    Neils, you are wrong in suggesting that those are the only other options in terms of getting items out of the closure. You can implement any type of retrieving/extra method you might want. Why not as the primitive instead? Just because you’re in Java doens’t mean you *have* to use an object wrapper at every point.

    The key focal point is that you begin to see collections as things to operate on, instead of things to manually loop through, and then suddenly, the world of Java is full of one-liners 😉

  15. Ivan: I totally agree with your conclusion. I’m not completely sure about your solution (to create a new class instead of the anonymous inner class), but I’ll certainly try how it works out. It won’t be one-liners though if you need to get data into and out of the closure…
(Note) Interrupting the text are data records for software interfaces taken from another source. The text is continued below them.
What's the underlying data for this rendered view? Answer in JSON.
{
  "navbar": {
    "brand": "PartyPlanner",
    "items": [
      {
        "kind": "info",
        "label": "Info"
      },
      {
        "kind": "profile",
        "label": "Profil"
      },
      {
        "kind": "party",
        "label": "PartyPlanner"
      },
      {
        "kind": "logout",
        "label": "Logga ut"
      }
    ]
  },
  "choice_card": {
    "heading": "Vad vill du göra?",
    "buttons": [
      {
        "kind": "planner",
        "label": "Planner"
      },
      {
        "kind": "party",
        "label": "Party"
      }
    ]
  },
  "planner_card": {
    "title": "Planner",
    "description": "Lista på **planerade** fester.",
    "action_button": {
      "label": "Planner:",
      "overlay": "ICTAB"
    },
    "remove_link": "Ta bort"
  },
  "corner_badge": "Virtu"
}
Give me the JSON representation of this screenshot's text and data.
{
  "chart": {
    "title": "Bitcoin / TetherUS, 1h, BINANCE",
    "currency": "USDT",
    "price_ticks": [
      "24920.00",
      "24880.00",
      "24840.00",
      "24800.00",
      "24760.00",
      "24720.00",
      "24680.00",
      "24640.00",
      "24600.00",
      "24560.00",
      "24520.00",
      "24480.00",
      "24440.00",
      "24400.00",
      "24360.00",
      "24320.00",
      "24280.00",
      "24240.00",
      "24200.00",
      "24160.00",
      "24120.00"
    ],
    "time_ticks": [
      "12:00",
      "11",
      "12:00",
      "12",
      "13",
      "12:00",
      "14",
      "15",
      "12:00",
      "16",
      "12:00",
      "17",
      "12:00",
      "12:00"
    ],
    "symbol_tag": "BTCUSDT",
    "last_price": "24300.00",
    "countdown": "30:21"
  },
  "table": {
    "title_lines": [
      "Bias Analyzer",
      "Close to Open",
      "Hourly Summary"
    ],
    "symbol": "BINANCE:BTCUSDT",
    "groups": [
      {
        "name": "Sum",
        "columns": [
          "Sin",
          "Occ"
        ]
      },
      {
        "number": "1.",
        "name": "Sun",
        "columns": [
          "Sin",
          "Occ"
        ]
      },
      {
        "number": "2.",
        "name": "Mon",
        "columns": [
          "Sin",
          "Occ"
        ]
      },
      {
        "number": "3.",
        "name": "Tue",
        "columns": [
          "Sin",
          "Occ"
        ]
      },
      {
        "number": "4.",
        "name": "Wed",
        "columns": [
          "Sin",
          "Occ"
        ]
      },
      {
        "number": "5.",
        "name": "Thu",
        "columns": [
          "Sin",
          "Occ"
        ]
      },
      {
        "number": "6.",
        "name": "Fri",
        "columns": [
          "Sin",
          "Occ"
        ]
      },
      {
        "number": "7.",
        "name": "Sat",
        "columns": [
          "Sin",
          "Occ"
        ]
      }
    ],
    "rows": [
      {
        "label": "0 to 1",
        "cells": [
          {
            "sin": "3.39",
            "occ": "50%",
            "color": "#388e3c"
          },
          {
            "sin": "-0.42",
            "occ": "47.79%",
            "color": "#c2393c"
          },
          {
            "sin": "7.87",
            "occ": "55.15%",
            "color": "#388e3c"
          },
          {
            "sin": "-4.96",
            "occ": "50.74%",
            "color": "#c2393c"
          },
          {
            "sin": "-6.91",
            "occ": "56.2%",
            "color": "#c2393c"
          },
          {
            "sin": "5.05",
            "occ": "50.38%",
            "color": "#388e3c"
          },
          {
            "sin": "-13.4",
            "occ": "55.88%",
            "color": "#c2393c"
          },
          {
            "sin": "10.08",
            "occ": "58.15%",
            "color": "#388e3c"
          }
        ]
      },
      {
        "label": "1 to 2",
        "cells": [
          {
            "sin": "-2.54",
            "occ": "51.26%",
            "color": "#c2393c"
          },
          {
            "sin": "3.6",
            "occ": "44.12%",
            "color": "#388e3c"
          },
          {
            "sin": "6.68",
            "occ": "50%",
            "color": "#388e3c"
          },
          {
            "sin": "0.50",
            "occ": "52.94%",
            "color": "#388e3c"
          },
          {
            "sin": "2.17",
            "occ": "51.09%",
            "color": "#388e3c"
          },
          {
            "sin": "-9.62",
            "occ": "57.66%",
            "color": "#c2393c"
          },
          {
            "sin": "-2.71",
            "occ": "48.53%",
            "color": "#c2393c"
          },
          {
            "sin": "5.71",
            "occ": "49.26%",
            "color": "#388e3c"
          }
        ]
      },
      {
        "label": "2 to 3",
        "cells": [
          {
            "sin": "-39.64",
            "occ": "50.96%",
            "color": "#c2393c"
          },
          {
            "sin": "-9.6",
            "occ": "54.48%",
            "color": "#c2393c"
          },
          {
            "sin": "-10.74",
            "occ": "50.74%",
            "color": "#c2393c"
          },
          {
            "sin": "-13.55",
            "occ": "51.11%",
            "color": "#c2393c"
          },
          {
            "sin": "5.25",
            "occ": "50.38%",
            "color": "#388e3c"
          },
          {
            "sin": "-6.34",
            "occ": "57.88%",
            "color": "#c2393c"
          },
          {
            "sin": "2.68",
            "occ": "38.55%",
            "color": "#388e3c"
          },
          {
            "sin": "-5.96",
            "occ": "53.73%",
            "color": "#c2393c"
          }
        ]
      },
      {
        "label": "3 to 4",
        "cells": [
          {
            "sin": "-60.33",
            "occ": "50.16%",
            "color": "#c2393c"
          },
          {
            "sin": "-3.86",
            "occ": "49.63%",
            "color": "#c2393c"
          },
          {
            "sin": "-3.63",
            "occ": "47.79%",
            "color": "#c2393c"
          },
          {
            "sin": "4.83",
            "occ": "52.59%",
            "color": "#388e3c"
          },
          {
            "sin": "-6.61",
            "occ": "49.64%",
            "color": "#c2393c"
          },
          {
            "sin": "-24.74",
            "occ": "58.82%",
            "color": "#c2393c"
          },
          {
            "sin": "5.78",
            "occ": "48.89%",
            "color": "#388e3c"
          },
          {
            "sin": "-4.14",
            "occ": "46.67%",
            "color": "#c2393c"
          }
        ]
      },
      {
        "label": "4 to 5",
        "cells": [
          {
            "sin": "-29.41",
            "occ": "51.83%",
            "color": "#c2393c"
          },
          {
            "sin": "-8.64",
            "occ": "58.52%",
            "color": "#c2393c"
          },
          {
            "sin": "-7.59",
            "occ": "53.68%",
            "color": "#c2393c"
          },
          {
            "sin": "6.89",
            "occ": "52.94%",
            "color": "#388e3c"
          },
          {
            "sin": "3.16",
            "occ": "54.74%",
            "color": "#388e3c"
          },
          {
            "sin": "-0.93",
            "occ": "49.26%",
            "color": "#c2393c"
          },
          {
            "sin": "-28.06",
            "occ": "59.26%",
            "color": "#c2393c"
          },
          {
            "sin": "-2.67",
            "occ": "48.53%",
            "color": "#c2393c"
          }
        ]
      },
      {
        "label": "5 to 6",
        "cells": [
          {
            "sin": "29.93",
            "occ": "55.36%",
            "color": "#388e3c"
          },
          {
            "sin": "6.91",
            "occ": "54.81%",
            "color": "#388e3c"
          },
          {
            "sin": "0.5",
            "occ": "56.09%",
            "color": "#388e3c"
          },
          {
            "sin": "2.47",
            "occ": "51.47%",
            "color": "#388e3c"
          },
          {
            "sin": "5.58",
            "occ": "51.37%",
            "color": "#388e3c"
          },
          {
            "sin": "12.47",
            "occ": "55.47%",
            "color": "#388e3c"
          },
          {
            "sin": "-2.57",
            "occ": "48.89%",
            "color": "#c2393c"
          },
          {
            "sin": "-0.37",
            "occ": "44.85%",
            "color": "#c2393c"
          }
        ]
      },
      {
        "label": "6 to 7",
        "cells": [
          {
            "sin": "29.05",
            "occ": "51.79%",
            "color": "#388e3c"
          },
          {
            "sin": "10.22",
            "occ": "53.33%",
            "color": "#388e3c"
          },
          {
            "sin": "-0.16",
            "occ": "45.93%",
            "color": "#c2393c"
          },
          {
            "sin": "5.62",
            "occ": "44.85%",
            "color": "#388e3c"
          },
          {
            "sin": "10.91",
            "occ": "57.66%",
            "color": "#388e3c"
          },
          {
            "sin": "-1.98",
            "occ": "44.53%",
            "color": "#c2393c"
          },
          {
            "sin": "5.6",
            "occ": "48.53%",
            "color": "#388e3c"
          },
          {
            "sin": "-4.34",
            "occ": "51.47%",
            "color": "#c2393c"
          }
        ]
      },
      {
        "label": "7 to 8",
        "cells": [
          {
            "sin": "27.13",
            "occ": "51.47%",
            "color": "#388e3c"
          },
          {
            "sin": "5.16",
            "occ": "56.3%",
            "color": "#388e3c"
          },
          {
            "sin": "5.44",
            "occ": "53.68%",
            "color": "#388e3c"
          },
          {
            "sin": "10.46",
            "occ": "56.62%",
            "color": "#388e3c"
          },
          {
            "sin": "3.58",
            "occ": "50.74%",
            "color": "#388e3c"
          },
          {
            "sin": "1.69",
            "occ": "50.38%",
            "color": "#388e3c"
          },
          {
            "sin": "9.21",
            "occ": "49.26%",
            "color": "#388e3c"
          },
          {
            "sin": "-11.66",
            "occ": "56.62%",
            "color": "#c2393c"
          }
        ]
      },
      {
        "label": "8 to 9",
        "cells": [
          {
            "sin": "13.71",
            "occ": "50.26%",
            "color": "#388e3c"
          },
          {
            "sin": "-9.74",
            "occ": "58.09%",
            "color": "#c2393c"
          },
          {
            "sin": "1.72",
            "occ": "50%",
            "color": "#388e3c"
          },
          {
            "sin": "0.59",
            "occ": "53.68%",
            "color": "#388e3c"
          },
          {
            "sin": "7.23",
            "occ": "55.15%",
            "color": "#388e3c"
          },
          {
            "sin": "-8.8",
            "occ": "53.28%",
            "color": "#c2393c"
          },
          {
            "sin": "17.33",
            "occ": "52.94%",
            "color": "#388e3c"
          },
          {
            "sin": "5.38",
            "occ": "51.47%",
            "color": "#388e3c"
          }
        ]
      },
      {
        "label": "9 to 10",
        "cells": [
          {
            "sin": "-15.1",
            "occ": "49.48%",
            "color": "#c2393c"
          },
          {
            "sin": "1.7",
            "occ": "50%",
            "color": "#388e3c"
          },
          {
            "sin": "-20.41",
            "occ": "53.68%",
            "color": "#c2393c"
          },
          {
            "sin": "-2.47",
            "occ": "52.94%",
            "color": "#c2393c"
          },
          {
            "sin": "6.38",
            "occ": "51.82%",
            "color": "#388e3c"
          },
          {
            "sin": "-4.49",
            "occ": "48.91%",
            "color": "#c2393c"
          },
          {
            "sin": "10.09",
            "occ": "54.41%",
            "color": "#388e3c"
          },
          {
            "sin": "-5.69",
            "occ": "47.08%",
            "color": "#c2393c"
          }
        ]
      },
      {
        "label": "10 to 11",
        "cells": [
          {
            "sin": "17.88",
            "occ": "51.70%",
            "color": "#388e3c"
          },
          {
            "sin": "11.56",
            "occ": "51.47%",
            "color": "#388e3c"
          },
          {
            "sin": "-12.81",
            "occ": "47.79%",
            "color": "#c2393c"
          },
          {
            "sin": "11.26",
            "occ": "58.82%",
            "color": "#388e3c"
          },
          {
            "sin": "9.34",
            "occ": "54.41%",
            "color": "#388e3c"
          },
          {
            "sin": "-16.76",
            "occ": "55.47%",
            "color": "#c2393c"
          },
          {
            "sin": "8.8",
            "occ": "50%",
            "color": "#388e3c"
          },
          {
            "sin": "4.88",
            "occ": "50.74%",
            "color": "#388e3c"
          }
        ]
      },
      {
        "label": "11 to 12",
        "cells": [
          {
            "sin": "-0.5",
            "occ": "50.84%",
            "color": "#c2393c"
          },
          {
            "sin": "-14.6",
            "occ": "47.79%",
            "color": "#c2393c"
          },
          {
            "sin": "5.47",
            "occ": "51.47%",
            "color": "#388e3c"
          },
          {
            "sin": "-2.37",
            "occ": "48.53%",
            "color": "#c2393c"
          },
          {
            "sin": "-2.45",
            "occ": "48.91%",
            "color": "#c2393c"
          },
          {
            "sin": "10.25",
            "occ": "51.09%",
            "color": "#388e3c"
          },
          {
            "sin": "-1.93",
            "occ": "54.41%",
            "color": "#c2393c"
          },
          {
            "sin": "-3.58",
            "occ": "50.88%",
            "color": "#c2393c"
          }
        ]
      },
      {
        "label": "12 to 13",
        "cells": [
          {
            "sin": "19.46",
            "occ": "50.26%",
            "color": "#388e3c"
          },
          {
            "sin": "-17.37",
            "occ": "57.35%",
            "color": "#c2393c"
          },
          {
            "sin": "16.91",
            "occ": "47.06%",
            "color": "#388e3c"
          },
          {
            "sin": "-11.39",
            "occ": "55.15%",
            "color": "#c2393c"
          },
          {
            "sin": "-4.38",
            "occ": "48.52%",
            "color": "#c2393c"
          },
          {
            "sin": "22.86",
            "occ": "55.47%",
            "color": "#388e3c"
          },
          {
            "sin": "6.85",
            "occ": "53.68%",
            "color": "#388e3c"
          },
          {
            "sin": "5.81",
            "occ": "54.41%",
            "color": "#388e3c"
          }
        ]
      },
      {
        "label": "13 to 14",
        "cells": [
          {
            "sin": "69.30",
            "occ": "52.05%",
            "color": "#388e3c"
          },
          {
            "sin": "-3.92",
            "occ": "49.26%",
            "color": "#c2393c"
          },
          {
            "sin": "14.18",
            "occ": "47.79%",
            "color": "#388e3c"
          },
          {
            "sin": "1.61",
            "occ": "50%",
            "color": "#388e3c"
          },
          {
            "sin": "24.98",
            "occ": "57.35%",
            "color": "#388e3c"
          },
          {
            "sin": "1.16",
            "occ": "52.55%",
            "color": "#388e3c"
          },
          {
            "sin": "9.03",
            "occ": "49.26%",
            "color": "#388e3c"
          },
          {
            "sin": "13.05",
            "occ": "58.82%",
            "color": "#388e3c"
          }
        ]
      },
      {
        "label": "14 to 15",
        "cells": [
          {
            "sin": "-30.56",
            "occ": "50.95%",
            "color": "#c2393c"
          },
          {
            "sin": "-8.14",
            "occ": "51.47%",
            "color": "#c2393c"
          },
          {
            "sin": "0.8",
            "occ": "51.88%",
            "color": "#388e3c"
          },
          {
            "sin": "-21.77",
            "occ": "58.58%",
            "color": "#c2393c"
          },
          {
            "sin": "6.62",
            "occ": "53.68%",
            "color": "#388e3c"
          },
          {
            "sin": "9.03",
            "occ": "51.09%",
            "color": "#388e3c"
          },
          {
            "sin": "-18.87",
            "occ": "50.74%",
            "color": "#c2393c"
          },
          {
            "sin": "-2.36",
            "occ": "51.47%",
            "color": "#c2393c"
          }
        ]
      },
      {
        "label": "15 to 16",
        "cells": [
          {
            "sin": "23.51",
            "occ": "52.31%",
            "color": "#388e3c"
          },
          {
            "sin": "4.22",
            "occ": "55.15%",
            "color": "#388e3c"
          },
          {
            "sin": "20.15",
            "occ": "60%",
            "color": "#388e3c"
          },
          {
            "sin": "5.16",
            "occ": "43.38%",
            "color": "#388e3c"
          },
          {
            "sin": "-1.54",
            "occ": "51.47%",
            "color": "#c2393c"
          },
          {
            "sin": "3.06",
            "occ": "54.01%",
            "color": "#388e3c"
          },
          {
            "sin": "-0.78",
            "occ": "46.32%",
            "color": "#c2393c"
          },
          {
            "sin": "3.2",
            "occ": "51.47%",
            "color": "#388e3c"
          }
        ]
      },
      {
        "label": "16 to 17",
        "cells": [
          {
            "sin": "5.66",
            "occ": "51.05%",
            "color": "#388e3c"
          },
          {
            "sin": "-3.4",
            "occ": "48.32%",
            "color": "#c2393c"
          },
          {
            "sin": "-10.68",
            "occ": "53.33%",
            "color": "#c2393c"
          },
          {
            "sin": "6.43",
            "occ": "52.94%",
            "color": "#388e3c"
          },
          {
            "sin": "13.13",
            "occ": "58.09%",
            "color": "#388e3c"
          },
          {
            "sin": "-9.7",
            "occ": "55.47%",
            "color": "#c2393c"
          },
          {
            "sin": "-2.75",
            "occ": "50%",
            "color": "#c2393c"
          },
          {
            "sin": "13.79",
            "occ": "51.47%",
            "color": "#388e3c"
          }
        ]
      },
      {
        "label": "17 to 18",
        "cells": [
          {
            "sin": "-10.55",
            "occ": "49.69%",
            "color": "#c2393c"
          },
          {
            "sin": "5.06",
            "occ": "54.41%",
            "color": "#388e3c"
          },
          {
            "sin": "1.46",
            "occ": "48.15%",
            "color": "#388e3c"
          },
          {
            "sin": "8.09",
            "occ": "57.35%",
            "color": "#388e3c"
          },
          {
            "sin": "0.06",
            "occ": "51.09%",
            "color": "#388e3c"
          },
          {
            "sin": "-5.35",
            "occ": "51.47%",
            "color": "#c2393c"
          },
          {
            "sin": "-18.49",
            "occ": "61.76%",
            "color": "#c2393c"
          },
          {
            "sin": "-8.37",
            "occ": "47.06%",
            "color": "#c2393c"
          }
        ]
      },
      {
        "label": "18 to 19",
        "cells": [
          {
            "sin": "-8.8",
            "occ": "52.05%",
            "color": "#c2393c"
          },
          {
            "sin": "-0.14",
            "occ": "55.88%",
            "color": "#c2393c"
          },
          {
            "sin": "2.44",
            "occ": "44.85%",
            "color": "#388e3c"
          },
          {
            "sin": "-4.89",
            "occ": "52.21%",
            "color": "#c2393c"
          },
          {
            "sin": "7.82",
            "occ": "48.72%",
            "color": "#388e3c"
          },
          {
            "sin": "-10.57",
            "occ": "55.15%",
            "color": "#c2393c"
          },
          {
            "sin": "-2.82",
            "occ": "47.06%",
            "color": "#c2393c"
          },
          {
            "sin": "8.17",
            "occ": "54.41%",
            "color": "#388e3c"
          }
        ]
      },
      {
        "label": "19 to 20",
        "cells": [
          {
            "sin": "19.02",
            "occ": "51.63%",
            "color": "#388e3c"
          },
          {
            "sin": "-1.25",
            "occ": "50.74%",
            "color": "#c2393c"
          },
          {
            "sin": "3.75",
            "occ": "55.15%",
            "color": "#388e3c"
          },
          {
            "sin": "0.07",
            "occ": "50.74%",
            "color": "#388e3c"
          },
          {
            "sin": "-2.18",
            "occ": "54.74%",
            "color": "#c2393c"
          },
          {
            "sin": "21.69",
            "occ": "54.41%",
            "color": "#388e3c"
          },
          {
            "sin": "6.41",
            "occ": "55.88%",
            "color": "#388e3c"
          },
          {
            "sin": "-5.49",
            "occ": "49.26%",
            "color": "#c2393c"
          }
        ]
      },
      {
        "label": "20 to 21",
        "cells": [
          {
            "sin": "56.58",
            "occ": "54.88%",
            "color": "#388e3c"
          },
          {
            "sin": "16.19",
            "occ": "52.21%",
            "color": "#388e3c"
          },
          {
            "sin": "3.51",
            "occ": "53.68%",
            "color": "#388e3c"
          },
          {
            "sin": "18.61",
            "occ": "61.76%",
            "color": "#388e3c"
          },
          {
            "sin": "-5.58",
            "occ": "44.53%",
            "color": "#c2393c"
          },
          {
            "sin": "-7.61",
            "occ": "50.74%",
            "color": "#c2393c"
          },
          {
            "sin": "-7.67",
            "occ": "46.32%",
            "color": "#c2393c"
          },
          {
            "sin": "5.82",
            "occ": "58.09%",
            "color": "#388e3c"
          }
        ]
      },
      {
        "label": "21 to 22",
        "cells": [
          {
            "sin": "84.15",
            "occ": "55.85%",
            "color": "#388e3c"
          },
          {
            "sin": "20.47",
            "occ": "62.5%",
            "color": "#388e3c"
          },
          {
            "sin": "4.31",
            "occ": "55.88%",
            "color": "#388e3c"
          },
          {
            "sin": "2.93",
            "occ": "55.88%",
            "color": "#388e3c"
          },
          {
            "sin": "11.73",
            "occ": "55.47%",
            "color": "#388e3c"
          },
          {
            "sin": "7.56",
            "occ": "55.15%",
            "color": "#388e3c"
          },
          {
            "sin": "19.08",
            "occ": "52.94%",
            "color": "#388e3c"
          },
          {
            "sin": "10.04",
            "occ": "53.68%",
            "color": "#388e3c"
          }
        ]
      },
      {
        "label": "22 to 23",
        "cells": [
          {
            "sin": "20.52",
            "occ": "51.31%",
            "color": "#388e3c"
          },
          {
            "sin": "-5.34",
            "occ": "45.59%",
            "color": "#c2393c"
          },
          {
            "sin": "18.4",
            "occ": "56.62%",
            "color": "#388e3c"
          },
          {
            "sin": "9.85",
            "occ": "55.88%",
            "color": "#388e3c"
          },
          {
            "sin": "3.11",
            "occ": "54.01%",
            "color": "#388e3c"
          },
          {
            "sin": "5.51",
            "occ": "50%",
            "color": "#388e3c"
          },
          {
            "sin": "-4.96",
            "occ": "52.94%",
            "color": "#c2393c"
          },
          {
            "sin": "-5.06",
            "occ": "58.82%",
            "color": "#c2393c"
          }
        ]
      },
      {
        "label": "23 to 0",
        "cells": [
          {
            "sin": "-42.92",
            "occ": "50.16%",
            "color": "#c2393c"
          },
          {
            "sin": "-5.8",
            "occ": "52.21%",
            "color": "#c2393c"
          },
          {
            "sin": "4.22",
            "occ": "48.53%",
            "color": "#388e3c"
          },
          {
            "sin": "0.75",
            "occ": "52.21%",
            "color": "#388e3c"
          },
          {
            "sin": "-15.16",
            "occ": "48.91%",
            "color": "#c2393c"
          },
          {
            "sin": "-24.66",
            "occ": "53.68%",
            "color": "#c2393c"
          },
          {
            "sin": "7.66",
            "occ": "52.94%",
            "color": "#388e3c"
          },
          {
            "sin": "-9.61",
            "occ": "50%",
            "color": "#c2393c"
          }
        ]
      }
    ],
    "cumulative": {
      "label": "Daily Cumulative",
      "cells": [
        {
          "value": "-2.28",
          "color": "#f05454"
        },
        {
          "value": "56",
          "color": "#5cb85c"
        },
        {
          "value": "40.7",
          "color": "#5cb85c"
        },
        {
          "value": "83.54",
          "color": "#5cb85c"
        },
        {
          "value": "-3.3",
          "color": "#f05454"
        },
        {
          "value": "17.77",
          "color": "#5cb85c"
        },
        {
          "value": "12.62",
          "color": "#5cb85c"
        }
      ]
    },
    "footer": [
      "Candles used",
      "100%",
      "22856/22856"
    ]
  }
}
  16. […] Following up on my recent post on Ruby and Rails’ enterprise-readiness, we might want to rethink any strategies comparing or opposing Ruby with Java. Don’t get me wrong: Ruby is a breeze where Java is a mouldy draught; Ruby is a butterfly where Java is an ostrich; Ruby makes you smile where Java is often a maniacal grin. But also they’re both gusts of air, both have wings, both evoke emotion. Both are object oriented languages, both have classes, and methods, and instance variables, and structured in-code documentation, and closures (more or less), both are pass-by-reference-by-value, both have apis for Lists and Maps and Files and Regexps… The list goes on and on. […]